▸ **Your task**
Wherever an image appears in the data, omit it and copy all the remaining text word for word.

▸ **Data shown**

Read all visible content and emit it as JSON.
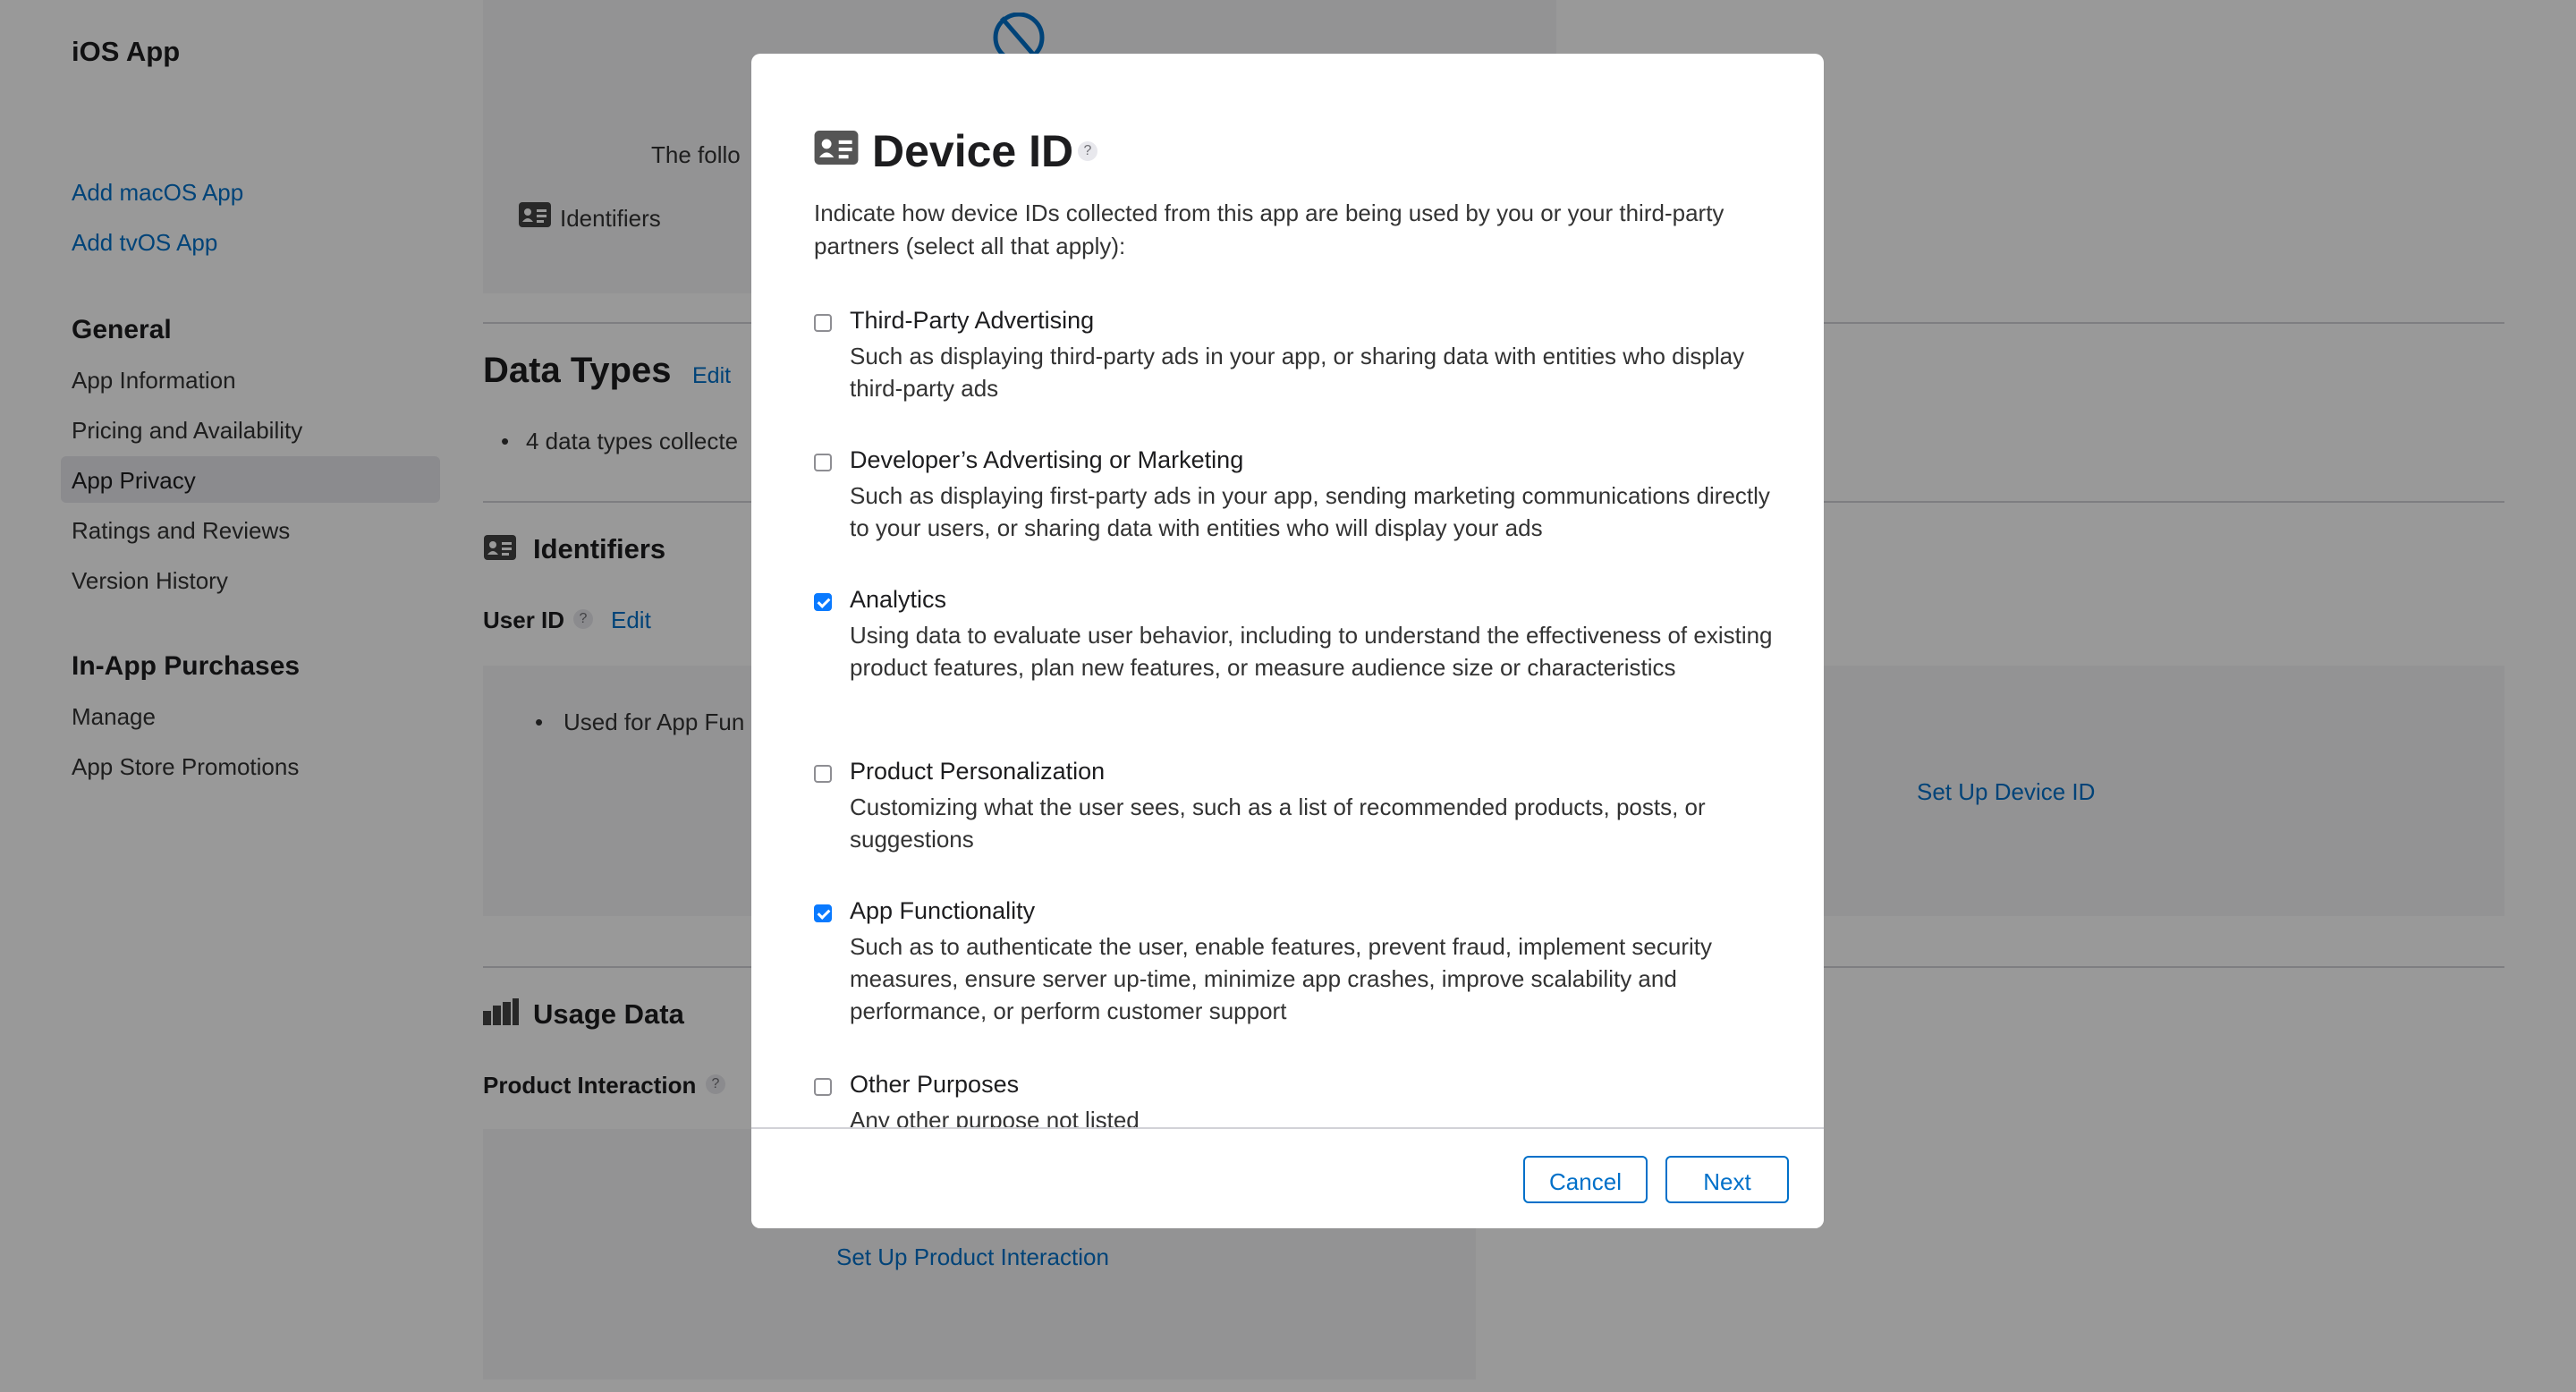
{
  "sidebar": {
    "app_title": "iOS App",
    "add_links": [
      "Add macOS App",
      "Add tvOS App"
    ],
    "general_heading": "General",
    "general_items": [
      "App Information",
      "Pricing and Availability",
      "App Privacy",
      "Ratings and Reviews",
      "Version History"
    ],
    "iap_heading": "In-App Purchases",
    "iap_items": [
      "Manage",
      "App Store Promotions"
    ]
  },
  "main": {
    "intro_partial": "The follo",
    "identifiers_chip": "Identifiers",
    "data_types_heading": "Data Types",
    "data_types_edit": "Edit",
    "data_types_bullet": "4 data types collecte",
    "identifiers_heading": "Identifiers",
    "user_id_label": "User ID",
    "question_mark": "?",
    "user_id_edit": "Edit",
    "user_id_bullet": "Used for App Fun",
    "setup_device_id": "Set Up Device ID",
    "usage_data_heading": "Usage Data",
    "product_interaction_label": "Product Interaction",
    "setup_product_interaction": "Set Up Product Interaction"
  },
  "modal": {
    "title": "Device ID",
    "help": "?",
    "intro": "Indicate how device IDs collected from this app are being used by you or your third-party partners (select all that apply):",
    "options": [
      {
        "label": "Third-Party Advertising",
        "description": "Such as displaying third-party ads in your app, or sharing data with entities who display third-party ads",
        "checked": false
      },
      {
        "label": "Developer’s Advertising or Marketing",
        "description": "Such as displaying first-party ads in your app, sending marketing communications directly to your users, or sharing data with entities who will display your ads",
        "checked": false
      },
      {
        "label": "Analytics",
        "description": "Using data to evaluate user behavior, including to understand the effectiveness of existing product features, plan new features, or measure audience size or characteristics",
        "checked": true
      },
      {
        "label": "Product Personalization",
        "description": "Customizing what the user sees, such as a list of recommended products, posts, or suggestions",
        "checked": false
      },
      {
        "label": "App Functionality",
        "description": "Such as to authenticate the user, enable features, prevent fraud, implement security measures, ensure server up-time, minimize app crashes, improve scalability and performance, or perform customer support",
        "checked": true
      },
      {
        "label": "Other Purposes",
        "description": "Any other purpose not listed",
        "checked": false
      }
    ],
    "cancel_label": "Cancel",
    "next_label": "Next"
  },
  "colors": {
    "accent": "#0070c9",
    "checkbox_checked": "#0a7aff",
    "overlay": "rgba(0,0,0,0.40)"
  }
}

▸ **Solution to this problem**
Read all visible content and emit it as JSON.
{
  "sidebar": {
    "app_title": "iOS App",
    "add_links": [
      "Add macOS App",
      "Add tvOS App"
    ],
    "general_heading": "General",
    "general_items": [
      "App Information",
      "Pricing and Availability",
      "App Privacy",
      "Ratings and Reviews",
      "Version History"
    ],
    "iap_heading": "In-App Purchases",
    "iap_items": [
      "Manage",
      "App Store Promotions"
    ]
  },
  "main": {
    "intro_partial": "The follo",
    "identifiers_chip": "Identifiers",
    "data_types_heading": "Data Types",
    "data_types_edit": "Edit",
    "data_types_bullet": "4 data types collecte",
    "identifiers_heading": "Identifiers",
    "user_id_label": "User ID",
    "question_mark": "?",
    "user_id_edit": "Edit",
    "user_id_bullet": "Used for App Fun",
    "setup_device_id": "Set Up Device ID",
    "usage_data_heading": "Usage Data",
    "product_interaction_label": "Product Interaction",
    "setup_product_interaction": "Set Up Product Interaction"
  },
  "modal": {
    "title": "Device ID",
    "help": "?",
    "intro": "Indicate how device IDs collected from this app are being used by you or your third-party partners (select all that apply):",
    "options": [
      {
        "label": "Third-Party Advertising",
        "description": "Such as displaying third-party ads in your app, or sharing data with entities who display third-party ads",
        "checked": false
      },
      {
        "label": "Developer’s Advertising or Marketing",
        "description": "Such as displaying first-party ads in your app, sending marketing communications directly to your users, or sharing data with entities who will display your ads",
        "checked": false
      },
      {
        "label": "Analytics",
        "description": "Using data to evaluate user behavior, including to understand the effectiveness of existing product features, plan new features, or measure audience size or characteristics",
        "checked": true
      },
      {
        "label": "Product Personalization",
        "description": "Customizing what the user sees, such as a list of recommended products, posts, or suggestions",
        "checked": false
      },
      {
        "label": "App Functionality",
        "description": "Such as to authenticate the user, enable features, prevent fraud, implement security measures, ensure server up-time, minimize app crashes, improve scalability and performance, or perform customer support",
        "checked": true
      },
      {
        "label": "Other Purposes",
        "description": "Any other purpose not listed",
        "checked": false
      }
    ],
    "cancel_label": "Cancel",
    "next_label": "Next"
  },
  "colors": {
    "accent": "#0070c9",
    "checkbox_checked": "#0a7aff",
    "overlay": "rgba(0,0,0,0.40)"
  }
}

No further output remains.